Sources: NBA's Seventh Academy Will Be In Mexico City, With Eye Toward G League Club
The NBA "will announce a new basketball development and training academy in Mexico City during the Global Games" on Dec. 7 and 9, according to sources cited by Jonathan Givony of ESPN.com.
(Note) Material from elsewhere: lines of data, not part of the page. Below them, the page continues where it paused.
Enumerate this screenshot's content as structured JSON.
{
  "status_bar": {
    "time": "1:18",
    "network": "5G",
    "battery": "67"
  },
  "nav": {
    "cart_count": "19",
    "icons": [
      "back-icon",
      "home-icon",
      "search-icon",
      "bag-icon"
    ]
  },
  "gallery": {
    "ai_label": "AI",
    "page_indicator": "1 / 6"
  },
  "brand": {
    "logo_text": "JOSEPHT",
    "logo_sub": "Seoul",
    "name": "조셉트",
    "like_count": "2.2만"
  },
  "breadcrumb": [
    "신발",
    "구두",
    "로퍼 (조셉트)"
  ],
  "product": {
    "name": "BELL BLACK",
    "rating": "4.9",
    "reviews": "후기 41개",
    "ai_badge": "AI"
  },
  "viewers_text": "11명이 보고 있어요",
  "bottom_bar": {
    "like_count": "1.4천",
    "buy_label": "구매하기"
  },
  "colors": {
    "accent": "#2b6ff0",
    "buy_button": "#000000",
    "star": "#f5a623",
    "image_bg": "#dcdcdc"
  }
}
The announcement will be made "in conjunction with CONADE (Mexico's National Commission for Physical Culture and Sport) and the Mexican Basketball Federation." The NBA has "long discussed the idea of having a franchise based in Mexico City." Sources said that the "league-funded academy in Mexico City could be the first step toward realizing that goal." The NBA "currently has six academies: three in China (Jinan, Urumqi and Hangzhou), one in Thies, Senegal, one in Delhi, India, and a Global Academy serving as the hub for elite prospects, in Canberra, Australia." Sources said that a seventh academy in Mexico City, which would be called the NBA Academy Latin America, "will initially be utilized as a location for male and female prospects from Mexico, Central America, South America and the Caribbean, starting early next year." The sources added that Mexico City eventually "could emerge as the 31st G League franchise, where prospects from the seven academies graduate up to." Those players "would have an opportunity to play competitive games against pro competition, which should accelerate their development." NBA Commissioner Adam Silver has said that Mexico "needs home-grown NBA players to make it a viable franchise candidate" (ESPN.com, 11/22).
HOMELAND SECURITY: In Boston, Ben Volin wrote the Patriots-Raiders game in Mexico City on Nov. 19 "appeared to be a rousing success." The locals were "fired up for the game" and the logistics "all worked out pretty well." Everything "seemed to go off without a hitch" as Mexico "embraced the NFL." However, Estadio Azteca "doesn’t have the luxury suites needed to generate significant income" and the venue "doesn’t have a suitable press box." The Wi-Fi also "didn’t work for most of the game." Volin: "For a big event, it felt a bit small time." Multiple NFL games or a franchise in Mexico City is "still a long ways off" (BOSTON GLOBE, 11/26). In San Diego, Nick Canepa wrote "real home games should be played at home." Canepa: "I can’t see traveling the world for 'home games.' And I don’t believe it’s doing one bit of good to either spread good will or make entire soccer-loving nations more enamored with our sports." The NFL "views these overseas games as overwhelming successes, and they probably are -- monetarily," as owners are "fully compensated for losing home-game dough" (SAN DIEGO UNION-TRIBUNE, 11/26). In S.F., Scott Ostler wrote there is a "solution to the NFL insanity of forcing playoff-contending teams to play 'home' games in Mexico City and London: Designate this season’s 10 worst teams as next season’s Globetrotters" (S.F. CHRONICLE, 11/26).